Items from a data source:
= Beginning of Section =

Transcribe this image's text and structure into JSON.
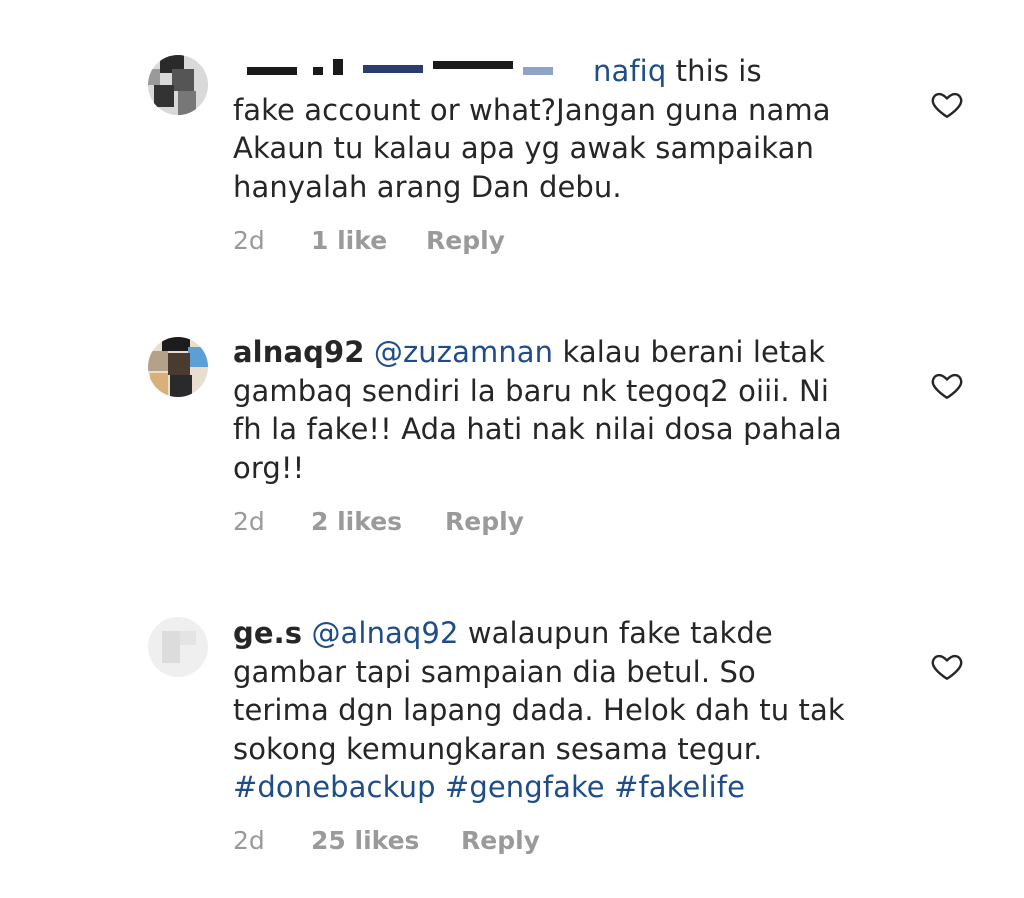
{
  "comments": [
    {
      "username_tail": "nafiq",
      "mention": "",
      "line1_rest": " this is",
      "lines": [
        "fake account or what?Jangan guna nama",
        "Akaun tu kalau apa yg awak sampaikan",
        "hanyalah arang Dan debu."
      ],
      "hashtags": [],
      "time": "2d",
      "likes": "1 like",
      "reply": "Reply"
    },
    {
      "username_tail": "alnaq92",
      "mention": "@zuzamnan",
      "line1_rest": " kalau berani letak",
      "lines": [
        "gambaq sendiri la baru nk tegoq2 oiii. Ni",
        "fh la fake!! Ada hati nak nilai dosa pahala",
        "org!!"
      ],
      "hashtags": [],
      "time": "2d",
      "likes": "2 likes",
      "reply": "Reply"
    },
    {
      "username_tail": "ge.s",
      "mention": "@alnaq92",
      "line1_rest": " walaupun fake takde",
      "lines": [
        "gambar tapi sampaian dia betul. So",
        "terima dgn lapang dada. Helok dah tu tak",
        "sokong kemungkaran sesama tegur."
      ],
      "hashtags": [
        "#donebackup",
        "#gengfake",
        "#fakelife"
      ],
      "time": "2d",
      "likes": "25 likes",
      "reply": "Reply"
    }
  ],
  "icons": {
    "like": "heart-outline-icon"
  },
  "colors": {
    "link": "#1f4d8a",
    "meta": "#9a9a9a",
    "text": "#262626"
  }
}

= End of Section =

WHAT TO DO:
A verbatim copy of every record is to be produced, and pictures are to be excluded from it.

TASK OUTPUT:
Transcribe this image's text and structure into JSON.
{
  "comments": [
    {
      "username_tail": "nafiq",
      "mention": "",
      "line1_rest": " this is",
      "lines": [
        "fake account or what?Jangan guna nama",
        "Akaun tu kalau apa yg awak sampaikan",
        "hanyalah arang Dan debu."
      ],
      "hashtags": [],
      "time": "2d",
      "likes": "1 like",
      "reply": "Reply"
    },
    {
      "username_tail": "alnaq92",
      "mention": "@zuzamnan",
      "line1_rest": " kalau berani letak",
      "lines": [
        "gambaq sendiri la baru nk tegoq2 oiii. Ni",
        "fh la fake!! Ada hati nak nilai dosa pahala",
        "org!!"
      ],
      "hashtags": [],
      "time": "2d",
      "likes": "2 likes",
      "reply": "Reply"
    },
    {
      "username_tail": "ge.s",
      "mention": "@alnaq92",
      "line1_rest": " walaupun fake takde",
      "lines": [
        "gambar tapi sampaian dia betul. So",
        "terima dgn lapang dada. Helok dah tu tak",
        "sokong kemungkaran sesama tegur."
      ],
      "hashtags": [
        "#donebackup",
        "#gengfake",
        "#fakelife"
      ],
      "time": "2d",
      "likes": "25 likes",
      "reply": "Reply"
    }
  ],
  "icons": {
    "like": "heart-outline-icon"
  },
  "colors": {
    "link": "#1f4d8a",
    "meta": "#9a9a9a",
    "text": "#262626"
  }
}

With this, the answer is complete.